::: Records to use

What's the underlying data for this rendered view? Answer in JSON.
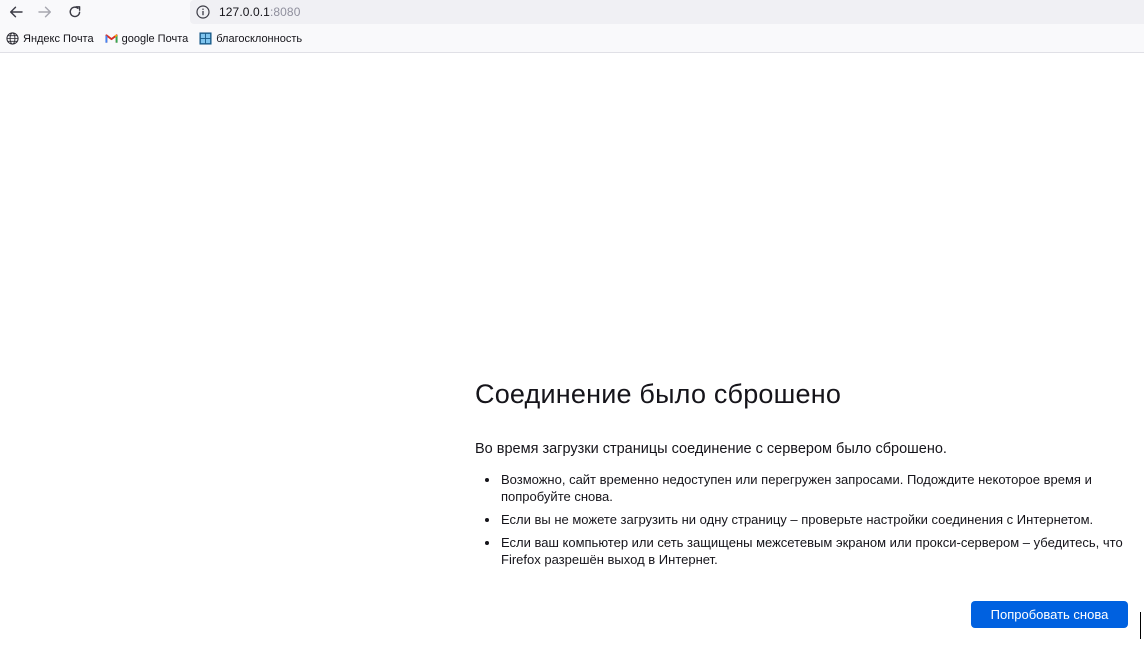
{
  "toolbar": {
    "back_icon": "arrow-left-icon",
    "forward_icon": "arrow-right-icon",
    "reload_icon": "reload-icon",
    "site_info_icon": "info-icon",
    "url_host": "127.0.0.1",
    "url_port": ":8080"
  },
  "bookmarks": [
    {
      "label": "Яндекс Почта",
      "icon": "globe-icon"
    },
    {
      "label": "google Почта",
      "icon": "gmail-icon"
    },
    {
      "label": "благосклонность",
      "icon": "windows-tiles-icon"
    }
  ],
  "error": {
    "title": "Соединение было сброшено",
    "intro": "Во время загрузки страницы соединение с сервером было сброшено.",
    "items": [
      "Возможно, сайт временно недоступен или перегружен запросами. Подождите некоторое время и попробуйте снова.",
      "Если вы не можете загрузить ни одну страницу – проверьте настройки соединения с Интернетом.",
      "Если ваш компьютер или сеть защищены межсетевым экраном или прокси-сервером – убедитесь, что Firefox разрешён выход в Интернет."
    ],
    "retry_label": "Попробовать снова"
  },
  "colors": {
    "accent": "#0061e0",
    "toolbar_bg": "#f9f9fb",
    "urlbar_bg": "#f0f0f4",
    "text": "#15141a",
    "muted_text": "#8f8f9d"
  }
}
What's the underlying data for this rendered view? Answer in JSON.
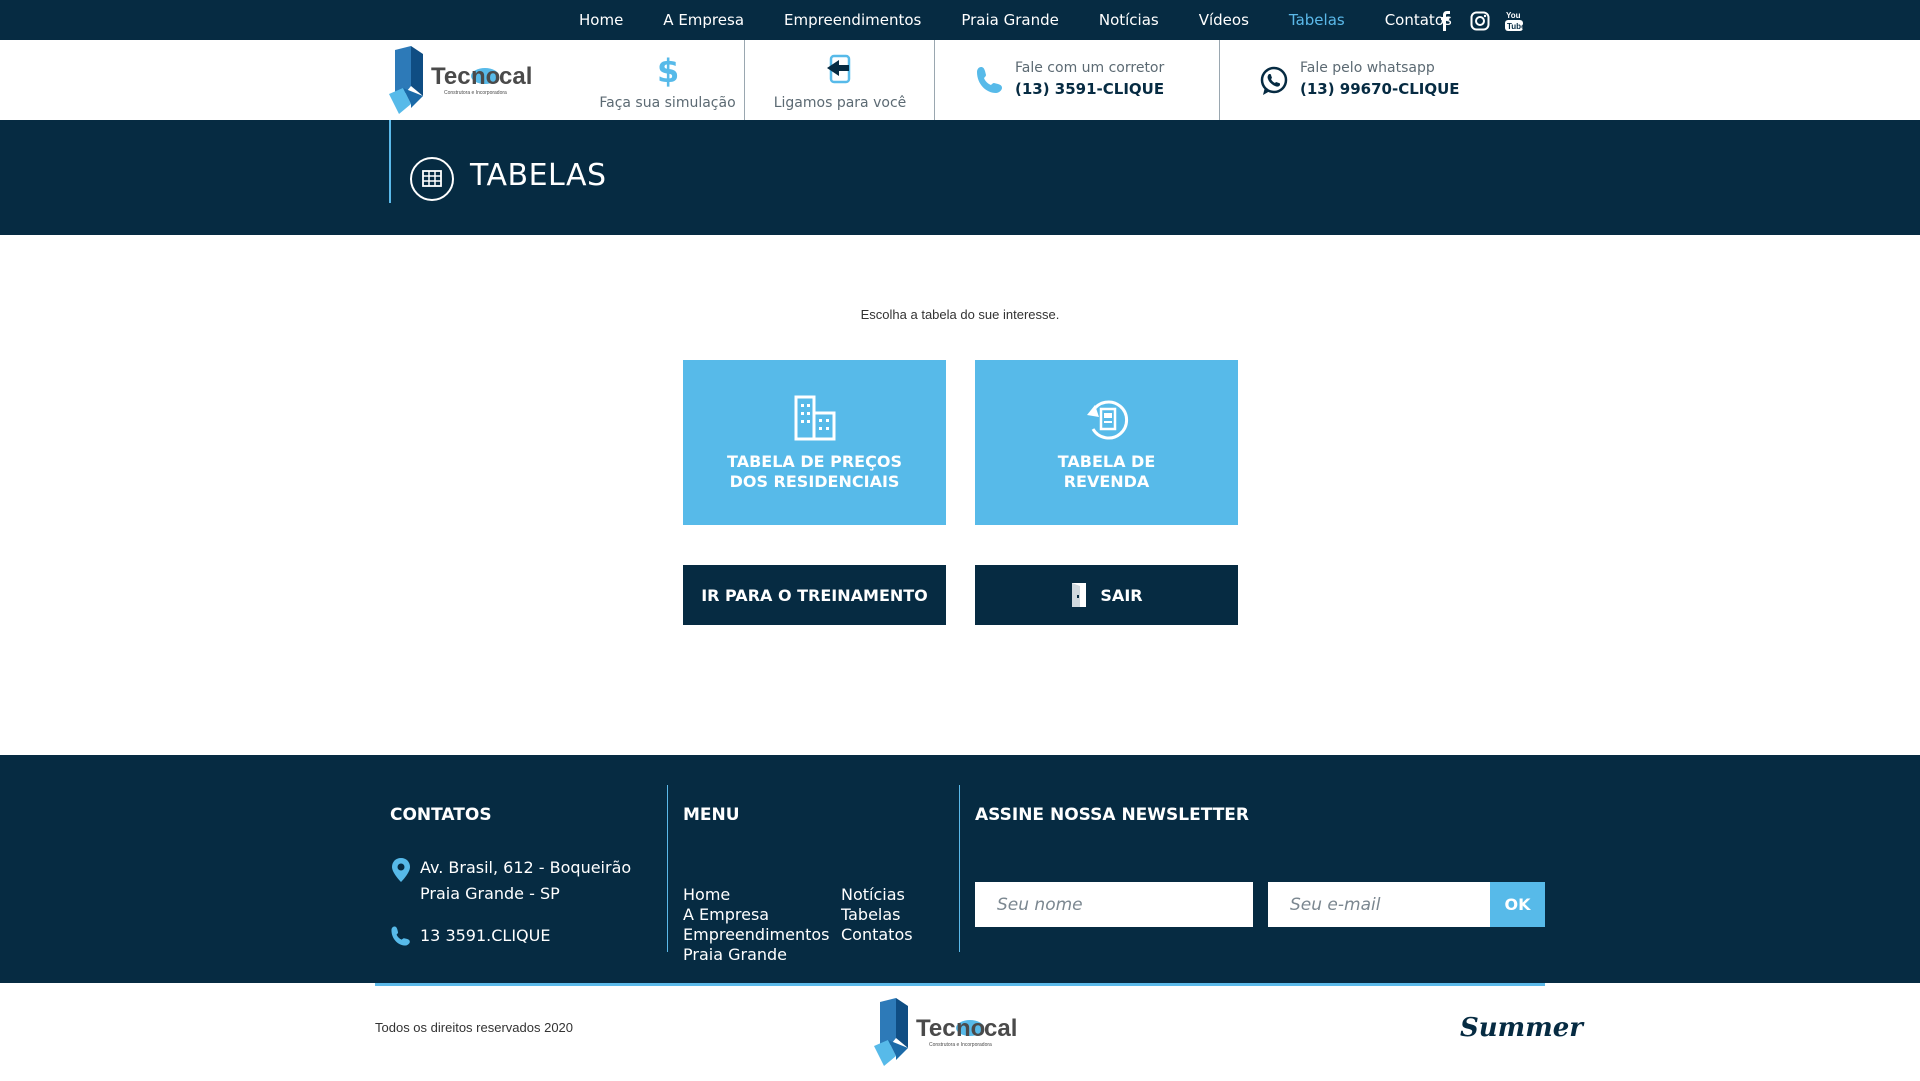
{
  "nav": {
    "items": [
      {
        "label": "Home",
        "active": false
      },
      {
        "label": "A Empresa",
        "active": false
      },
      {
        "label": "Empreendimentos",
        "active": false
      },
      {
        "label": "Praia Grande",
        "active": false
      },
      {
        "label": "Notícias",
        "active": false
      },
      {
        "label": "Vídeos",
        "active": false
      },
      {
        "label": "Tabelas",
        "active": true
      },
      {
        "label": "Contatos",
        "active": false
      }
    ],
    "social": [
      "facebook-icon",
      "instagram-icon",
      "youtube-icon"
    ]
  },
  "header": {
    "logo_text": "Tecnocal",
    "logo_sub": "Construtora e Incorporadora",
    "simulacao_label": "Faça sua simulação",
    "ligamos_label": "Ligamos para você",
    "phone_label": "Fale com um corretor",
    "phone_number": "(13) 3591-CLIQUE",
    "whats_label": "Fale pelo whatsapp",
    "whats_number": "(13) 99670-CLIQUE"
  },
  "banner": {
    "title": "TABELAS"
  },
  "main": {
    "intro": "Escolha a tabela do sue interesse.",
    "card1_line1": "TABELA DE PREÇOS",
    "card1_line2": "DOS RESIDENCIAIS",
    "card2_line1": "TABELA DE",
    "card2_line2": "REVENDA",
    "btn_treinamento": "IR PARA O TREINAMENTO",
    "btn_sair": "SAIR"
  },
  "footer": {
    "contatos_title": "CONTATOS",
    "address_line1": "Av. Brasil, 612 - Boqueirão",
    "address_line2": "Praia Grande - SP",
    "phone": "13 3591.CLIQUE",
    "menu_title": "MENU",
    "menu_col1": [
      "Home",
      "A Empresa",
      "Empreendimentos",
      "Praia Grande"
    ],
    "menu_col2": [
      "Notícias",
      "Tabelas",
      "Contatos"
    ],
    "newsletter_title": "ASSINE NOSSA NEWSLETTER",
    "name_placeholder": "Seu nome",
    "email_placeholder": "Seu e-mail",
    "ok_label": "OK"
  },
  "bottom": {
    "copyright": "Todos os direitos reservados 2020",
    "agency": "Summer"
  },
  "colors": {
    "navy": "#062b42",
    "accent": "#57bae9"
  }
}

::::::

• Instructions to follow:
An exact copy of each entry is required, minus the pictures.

• Exercise answer:
What's the underlying data for this rendered view? Answer in JSON.
{
  "toolbar": {
    "back_icon": "arrow-left-icon",
    "forward_icon": "arrow-right-icon",
    "reload_icon": "reload-icon",
    "site_info_icon": "info-icon",
    "url_host": "127.0.0.1",
    "url_port": ":8080"
  },
  "bookmarks": [
    {
      "label": "Яндекс Почта",
      "icon": "globe-icon"
    },
    {
      "label": "google Почта",
      "icon": "gmail-icon"
    },
    {
      "label": "благосклонность",
      "icon": "windows-tiles-icon"
    }
  ],
  "error": {
    "title": "Соединение было сброшено",
    "intro": "Во время загрузки страницы соединение с сервером было сброшено.",
    "items": [
      "Возможно, сайт временно недоступен или перегружен запросами. Подождите некоторое время и попробуйте снова.",
      "Если вы не можете загрузить ни одну страницу – проверьте настройки соединения с Интернетом.",
      "Если ваш компьютер или сеть защищены межсетевым экраном или прокси-сервером – убедитесь, что Firefox разрешён выход в Интернет."
    ],
    "retry_label": "Попробовать снова"
  },
  "colors": {
    "accent": "#0061e0",
    "toolbar_bg": "#f9f9fb",
    "urlbar_bg": "#f0f0f4",
    "text": "#15141a",
    "muted_text": "#8f8f9d"
  }
}
What's the underlying data for this rendered view? Answer in JSON.
{
  "nav": {
    "items": [
      {
        "label": "Home",
        "active": false
      },
      {
        "label": "A Empresa",
        "active": false
      },
      {
        "label": "Empreendimentos",
        "active": false
      },
      {
        "label": "Praia Grande",
        "active": false
      },
      {
        "label": "Notícias",
        "active": false
      },
      {
        "label": "Vídeos",
        "active": false
      },
      {
        "label": "Tabelas",
        "active": true
      },
      {
        "label": "Contatos",
        "active": false
      }
    ],
    "social": [
      "facebook-icon",
      "instagram-icon",
      "youtube-icon"
    ]
  },
  "header": {
    "logo_text": "Tecnocal",
    "logo_sub": "Construtora e Incorporadora",
    "simulacao_label": "Faça sua simulação",
    "ligamos_label": "Ligamos para você",
    "phone_label": "Fale com um corretor",
    "phone_number": "(13) 3591-CLIQUE",
    "whats_label": "Fale pelo whatsapp",
    "whats_number": "(13) 99670-CLIQUE"
  },
  "banner": {
    "title": "TABELAS"
  },
  "main": {
    "intro": "Escolha a tabela do sue interesse.",
    "card1_line1": "TABELA DE PREÇOS",
    "card1_line2": "DOS RESIDENCIAIS",
    "card2_line1": "TABELA DE",
    "card2_line2": "REVENDA",
    "btn_treinamento": "IR PARA O TREINAMENTO",
    "btn_sair": "SAIR"
  },
  "footer": {
    "contatos_title": "CONTATOS",
    "address_line1": "Av. Brasil, 612 - Boqueirão",
    "address_line2": "Praia Grande - SP",
    "phone": "13 3591.CLIQUE",
    "menu_title": "MENU",
    "menu_col1": [
      "Home",
      "A Empresa",
      "Empreendimentos",
      "Praia Grande"
    ],
    "menu_col2": [
      "Notícias",
      "Tabelas",
      "Contatos"
    ],
    "newsletter_title": "ASSINE NOSSA NEWSLETTER",
    "name_placeholder": "Seu nome",
    "email_placeholder": "Seu e-mail",
    "ok_label": "OK"
  },
  "bottom": {
    "copyright": "Todos os direitos reservados 2020",
    "agency": "Summer"
  },
  "colors": {
    "navy": "#062b42",
    "accent": "#57bae9"
  }
}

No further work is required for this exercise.